ACTIONAID Zambia says Zambia still offers generous incentives that mines can rely on to balance up their equations in terms of operation costs.
Making a submission to the parliamentary Budget Committee on Monday, ActionAid Zambia programme manager – governance Musonda Kabinga said there would be more additional revenues being generated under the mineral royalty taxes as well as the corporate income taxes.
He told the committee chaired by Kapiri Mposhi UPND member of parliament Stanley Kakubo that mineral royalty was not necessarily a tax.
“A royalty is a payment to the owner of an asset…. Mineral royalty is levied on revenue and not on profits. I should also mention that mineral royalty is charged under the mines and minerals development Act. If you look at the proposed changes, we understand that government has proposed to make changes at the rate of 1.5 per cent. Previously the lowest rate was four per cent but it will now be 5.5 per cent…” Kabinga said.
He also explained the reasoning or argument by mining firms that the proposed mineral royalty taxes were not conducive for investments.
“One of the reasons that have been advanced is that if you look at most mines… There were prospects for exploration and mines are of the view that the current mineral royalty taxes will hamper those prospects because perhaps more taxes will be paid. [But] from where we stand, we are of the view that, to some extent, it (response from mining firms) is grossly inaccurate for a number of reasons,” Kabinga highlighted.
“If you look at the cost of production for mining firms or you look at the mines’ operation costs, there is the issue of labour, electricity, fuel, explosives, maintenance of machinery and equipment, support services and transport costs. With regards, for instance, to the issue of labour, we know that there are expatriates who earn more money than Zambian employees. So, from where we stand that argument to say ‘it will hamper our operation and we might reduce on labour, job cuts,’ the main issue is to look at the wage bill between the expatriates and local Zambians.”
He stressed that: “If you look at all the stages of mining, we are still of the view that, to a larger extent, Zambia still offers generous incentives that mines can [rely on] to balance their equations in terms of operation costs.”
On Value Added Tax (VAT), Kabinga noted that the government had not disclosed the basis of shifting from that tax to sales tax.
“The basis has not been explained why we are migrating from VAT to sales tax. But we are aware that there are a lot of VAT refunds under the mining sector,” said Kabinga.
“So, from where we stand, we don’t know whether we are migrating to sales tax with an anticipation to raise more revenue or we are migrating to sales to try and ensure that going forward we reduce on the VAT refunds.
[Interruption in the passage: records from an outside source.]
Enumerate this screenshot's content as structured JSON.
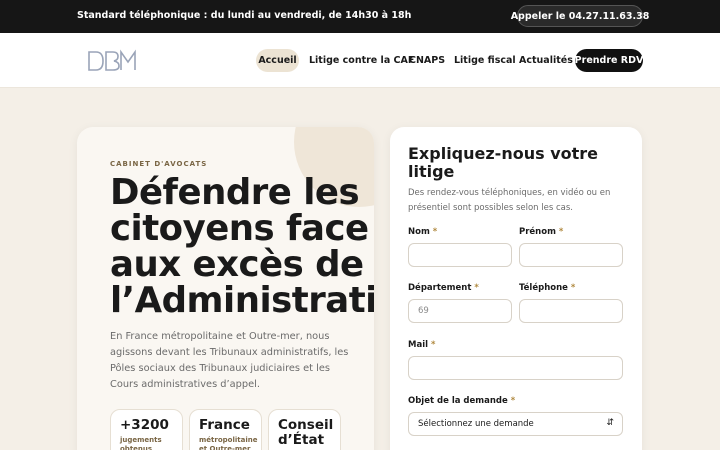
{
  "topbar": {
    "text": "Standard téléphonique : du lundi au vendredi, de 14h30 à 18h",
    "phone_button": "Appeler le 04.27.11.63.38"
  },
  "header": {
    "logo": "DBM logo",
    "nav": [
      {
        "label": "Accueil",
        "active": true
      },
      {
        "label": "Litige contre la CAF",
        "active": false
      },
      {
        "label": "CNAPS",
        "active": false
      },
      {
        "label": "Litige fiscal",
        "active": false
      },
      {
        "label": "Actualités",
        "active": false
      }
    ],
    "cta": "Prendre RDV"
  },
  "hero": {
    "eyebrow": "CABINET D'AVOCATS",
    "title_lines": [
      "Défendre les",
      "citoyens face",
      "aux excès de",
      "l’Administration"
    ],
    "description": "En France métropolitaine et Outre-mer, nous agissons devant les Tribunaux administratifs, les Pôles sociaux des Tribunaux judiciaires et les Cours administratives d’appel.",
    "stats": [
      {
        "value": "+3200",
        "label": "jugements obtenus"
      },
      {
        "value": "France",
        "label": "métropolitaine et Outre-mer"
      },
      {
        "value": "Conseil d’État",
        "label": ""
      }
    ]
  },
  "form": {
    "title": "Expliquez-nous votre litige",
    "subtitle": "Des rendez-vous téléphoniques, en vidéo ou en présentiel sont possibles selon les cas.",
    "fields": {
      "nom": {
        "label": "Nom",
        "required": "*",
        "value": ""
      },
      "prenom": {
        "label": "Prénom",
        "required": "*",
        "value": ""
      },
      "departement": {
        "label": "Département",
        "required": "*",
        "placeholder": "69",
        "value": ""
      },
      "telephone": {
        "label": "Téléphone",
        "required": "*",
        "value": ""
      },
      "mail": {
        "label": "Mail",
        "required": "*",
        "value": ""
      },
      "objet": {
        "label": "Objet de la demande",
        "required": "*",
        "selected": "Sélectionnez une demande"
      }
    }
  },
  "colors": {
    "topbar_bg": "#161616",
    "page_bg": "#f4efe7",
    "accent": "#b0893f",
    "active_nav_bg": "#ece3d3",
    "cta_bg": "#111111"
  }
}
Sales tax could have a higher chance of tax evasion as compared to VAT….”
The ActionAid Zambia delegation at Parliament buildings comprised Kabinga, communications and campaigns manager Joan Chirwa, and governance officer Geoffrey Sizala.